Heritage Foundation Report: The Constitutional Protection of Intellectual Property by Adam Mossoff

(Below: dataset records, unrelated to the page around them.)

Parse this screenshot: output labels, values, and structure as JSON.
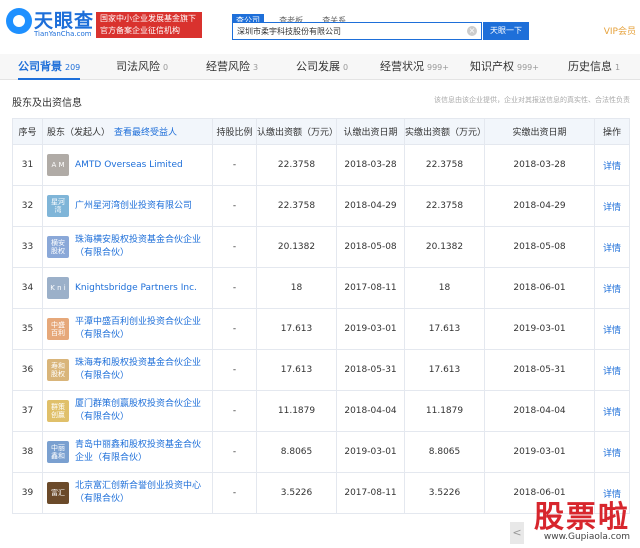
{
  "header": {
    "logo_text": "天眼查",
    "logo_sub": "TianYanCha.com",
    "banner": "国家中小企业发展基金旗下 官方备案企业征信机构",
    "search_tabs": [
      "查公司",
      "查老板",
      "查关系"
    ],
    "search_value": "深圳市柔宇科技股份有限公司",
    "search_button": "天眼一下",
    "vip_label": "VIP会员"
  },
  "nav": [
    {
      "label": "公司背景",
      "count": "209"
    },
    {
      "label": "司法风险",
      "count": "0"
    },
    {
      "label": "经营风险",
      "count": "3"
    },
    {
      "label": "公司发展",
      "count": "0"
    },
    {
      "label": "经营状况",
      "count": "999+"
    },
    {
      "label": "知识产权",
      "count": "999+"
    },
    {
      "label": "历史信息",
      "count": "1"
    }
  ],
  "section": {
    "title": "股东及出资信息",
    "disclaimer": "该信息由该企业提供，企业对其报送信息的真实性、合法性负责"
  },
  "table": {
    "headers": {
      "index": "序号",
      "holder": "股东（发起人）",
      "holder_link": "查看最终受益人",
      "ratio": "持股比例",
      "subscribed_amount": "认缴出资额（万元）",
      "subscribed_date": "认缴出资日期",
      "paid_amount": "实缴出资额（万元）",
      "paid_date": "实缴出资日期",
      "action": "操作"
    },
    "rows": [
      {
        "index": "31",
        "logo": "A M",
        "logo_color": "#b0aba6",
        "name": "AMTD Overseas Limited",
        "ratio": "-",
        "sub_amt": "22.3758",
        "sub_date": "2018-03-28",
        "paid_amt": "22.3758",
        "paid_date": "2018-03-28",
        "action": "详情"
      },
      {
        "index": "32",
        "logo": "星河湾",
        "logo_color": "#7fb5d8",
        "name": "广州星河湾创业投资有限公司",
        "ratio": "-",
        "sub_amt": "22.3758",
        "sub_date": "2018-04-29",
        "paid_amt": "22.3758",
        "paid_date": "2018-04-29",
        "action": "详情"
      },
      {
        "index": "33",
        "logo": "横安股权",
        "logo_color": "#8aa8d8",
        "name": "珠海横安股权投资基金合伙企业（有限合伙）",
        "ratio": "-",
        "sub_amt": "20.1382",
        "sub_date": "2018-05-08",
        "paid_amt": "20.1382",
        "paid_date": "2018-05-08",
        "action": "详情"
      },
      {
        "index": "34",
        "logo": "K n i",
        "logo_color": "#9bb0c9",
        "name": "Knightsbridge Partners Inc.",
        "ratio": "-",
        "sub_amt": "18",
        "sub_date": "2017-08-11",
        "paid_amt": "18",
        "paid_date": "2018-06-01",
        "action": "详情"
      },
      {
        "index": "35",
        "logo": "中盛百利",
        "logo_color": "#e6a87a",
        "name": "平潭中盛百利创业投资合伙企业（有限合伙）",
        "ratio": "-",
        "sub_amt": "17.613",
        "sub_date": "2019-03-01",
        "paid_amt": "17.613",
        "paid_date": "2019-03-01",
        "action": "详情"
      },
      {
        "index": "36",
        "logo": "寿和股权",
        "logo_color": "#d9b57a",
        "name": "珠海寿和股权投资基金合伙企业（有限合伙）",
        "ratio": "-",
        "sub_amt": "17.613",
        "sub_date": "2018-05-31",
        "paid_amt": "17.613",
        "paid_date": "2018-05-31",
        "action": "详情"
      },
      {
        "index": "37",
        "logo": "群策创赢",
        "logo_color": "#e0c06a",
        "name": "厦门群策创赢股权投资合伙企业（有限合伙）",
        "ratio": "-",
        "sub_amt": "11.1879",
        "sub_date": "2018-04-04",
        "paid_amt": "11.1879",
        "paid_date": "2018-04-04",
        "action": "详情"
      },
      {
        "index": "38",
        "logo": "中丽鑫和",
        "logo_color": "#7aa0d0",
        "name": "青岛中丽鑫和股权投资基金合伙企业（有限合伙）",
        "ratio": "-",
        "sub_amt": "8.8065",
        "sub_date": "2019-03-01",
        "paid_amt": "8.8065",
        "paid_date": "2019-03-01",
        "action": "详情"
      },
      {
        "index": "39",
        "logo": "富汇",
        "logo_color": "#6b4a2a",
        "name": "北京富汇创新合誉创业投资中心（有限合伙）",
        "ratio": "-",
        "sub_amt": "3.5226",
        "sub_date": "2017-08-11",
        "paid_amt": "3.5226",
        "paid_date": "2018-06-01",
        "action": "详情"
      }
    ]
  },
  "watermark": {
    "big": "股票啦",
    "url": "www.Gupiaola.com"
  },
  "sidebar_arrow": "<"
}
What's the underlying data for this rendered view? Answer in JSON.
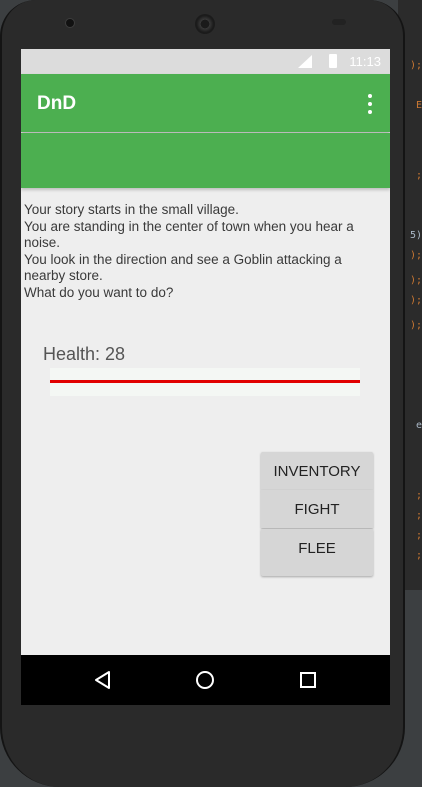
{
  "app": {
    "title": "DnD"
  },
  "status_bar": {
    "time": "11:13"
  },
  "story": {
    "lines": [
      "Your story starts in the small village.",
      "You are standing in the center of town when you hear a noise.",
      "You look in the direction and see a Goblin attacking a nearby store.",
      "What do you want to do?"
    ]
  },
  "health": {
    "label": "Health: 28",
    "bar_fill_fraction": 1.0,
    "bar_color": "#e10000"
  },
  "actions": {
    "inventory_label": "INVENTORY",
    "fight_label": "FIGHT",
    "flee_label": "FLEE"
  },
  "navigation": {
    "back_icon": "back-triangle-icon",
    "home_icon": "home-circle-icon",
    "recents_icon": "recents-square-icon"
  },
  "colors": {
    "primary": "#4caf50",
    "background": "#eeeeee"
  }
}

Both Founding Era sources and 19th-century court decisions, official statements, and commentaries confirm that intellectual property rights are property as a matter of basic legal doctrine and constitutional principle. Yet the Supreme Court seems to have lost sight of its own decisions and other relevant authorities in interpreting and applying the protections afforded by the Due Process Clauses and Takings Clause to intellectual property rights. Despite this lack of reference to these long-standing precedents, the Supreme Court has still consistently protected intellectual property rights under the Constitution. It should continue to do so and should give its modern decisions a firmer grounding both in its own precedents and in the many historical sources from the Founding Era.